PROBLEM TO WORK ON:
A faithful copy of the entries, without any pictures, is what is needed here.

RECORDS FOR THE TASK:

****

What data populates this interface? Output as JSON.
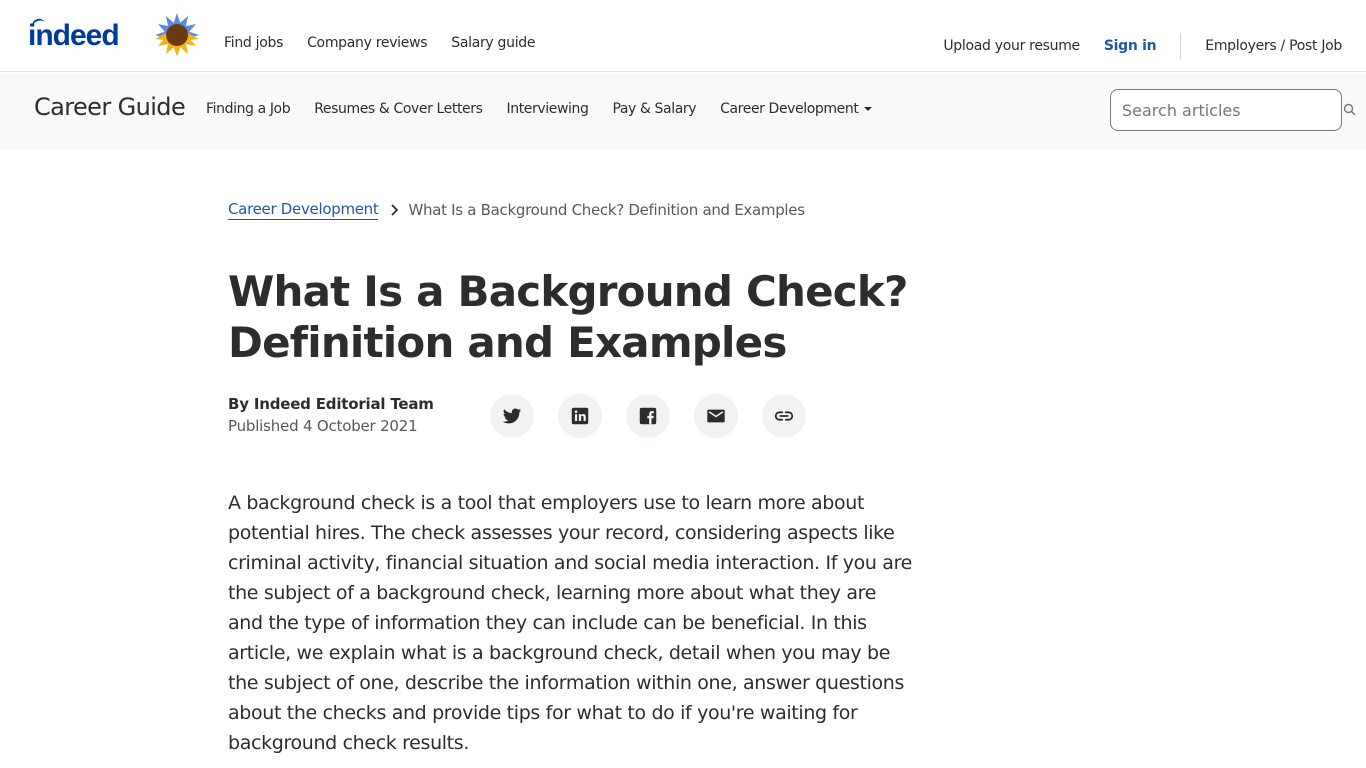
{
  "header": {
    "logo_text": "indeed",
    "nav": [
      {
        "label": "Find jobs"
      },
      {
        "label": "Company reviews"
      },
      {
        "label": "Salary guide"
      }
    ],
    "right": {
      "upload": "Upload your resume",
      "signin": "Sign in",
      "employers": "Employers / Post Job"
    }
  },
  "subnav": {
    "title": "Career Guide",
    "links": [
      {
        "label": "Finding a Job"
      },
      {
        "label": "Resumes & Cover Letters"
      },
      {
        "label": "Interviewing"
      },
      {
        "label": "Pay & Salary"
      },
      {
        "label": "Career Development"
      }
    ],
    "search": {
      "placeholder": "Search articles",
      "value": ""
    }
  },
  "breadcrumb": {
    "parent": "Career Development",
    "current": "What Is a Background Check? Definition and Examples"
  },
  "article": {
    "title": "What Is a Background Check? Definition and Examples",
    "author": "By Indeed Editorial Team",
    "published": "Published 4 October 2021",
    "share_icons": [
      "twitter-icon",
      "linkedin-icon",
      "facebook-icon",
      "email-icon",
      "link-icon"
    ],
    "intro": "A background check is a tool that employers use to learn more about potential hires. The check assesses your record, considering aspects like criminal activity, financial situation and social media interaction. If you are the subject of a background check, learning more about what they are and the type of information they can include can be beneficial. In this article, we explain what is a background check, detail when you may be the subject of one, describe the information within one, answer questions about the checks and provide tips for what to do if you're waiting for background check results."
  },
  "colors": {
    "brand": "#003a9b",
    "link": "#2557a7",
    "text": "#2d2d2d",
    "muted": "#595959",
    "subnav_bg": "#faf9f8"
  }
}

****

YOUR RESPONSE:
What data populates this interface? Output as JSON.
{
  "header": {
    "logo_text": "indeed",
    "nav": [
      {
        "label": "Find jobs"
      },
      {
        "label": "Company reviews"
      },
      {
        "label": "Salary guide"
      }
    ],
    "right": {
      "upload": "Upload your resume",
      "signin": "Sign in",
      "employers": "Employers / Post Job"
    }
  },
  "subnav": {
    "title": "Career Guide",
    "links": [
      {
        "label": "Finding a Job"
      },
      {
        "label": "Resumes & Cover Letters"
      },
      {
        "label": "Interviewing"
      },
      {
        "label": "Pay & Salary"
      },
      {
        "label": "Career Development"
      }
    ],
    "search": {
      "placeholder": "Search articles",
      "value": ""
    }
  },
  "breadcrumb": {
    "parent": "Career Development",
    "current": "What Is a Background Check? Definition and Examples"
  },
  "article": {
    "title": "What Is a Background Check? Definition and Examples",
    "author": "By Indeed Editorial Team",
    "published": "Published 4 October 2021",
    "share_icons": [
      "twitter-icon",
      "linkedin-icon",
      "facebook-icon",
      "email-icon",
      "link-icon"
    ],
    "intro": "A background check is a tool that employers use to learn more about potential hires. The check assesses your record, considering aspects like criminal activity, financial situation and social media interaction. If you are the subject of a background check, learning more about what they are and the type of information they can include can be beneficial. In this article, we explain what is a background check, detail when you may be the subject of one, describe the information within one, answer questions about the checks and provide tips for what to do if you're waiting for background check results."
  },
  "colors": {
    "brand": "#003a9b",
    "link": "#2557a7",
    "text": "#2d2d2d",
    "muted": "#595959",
    "subnav_bg": "#faf9f8"
  }
}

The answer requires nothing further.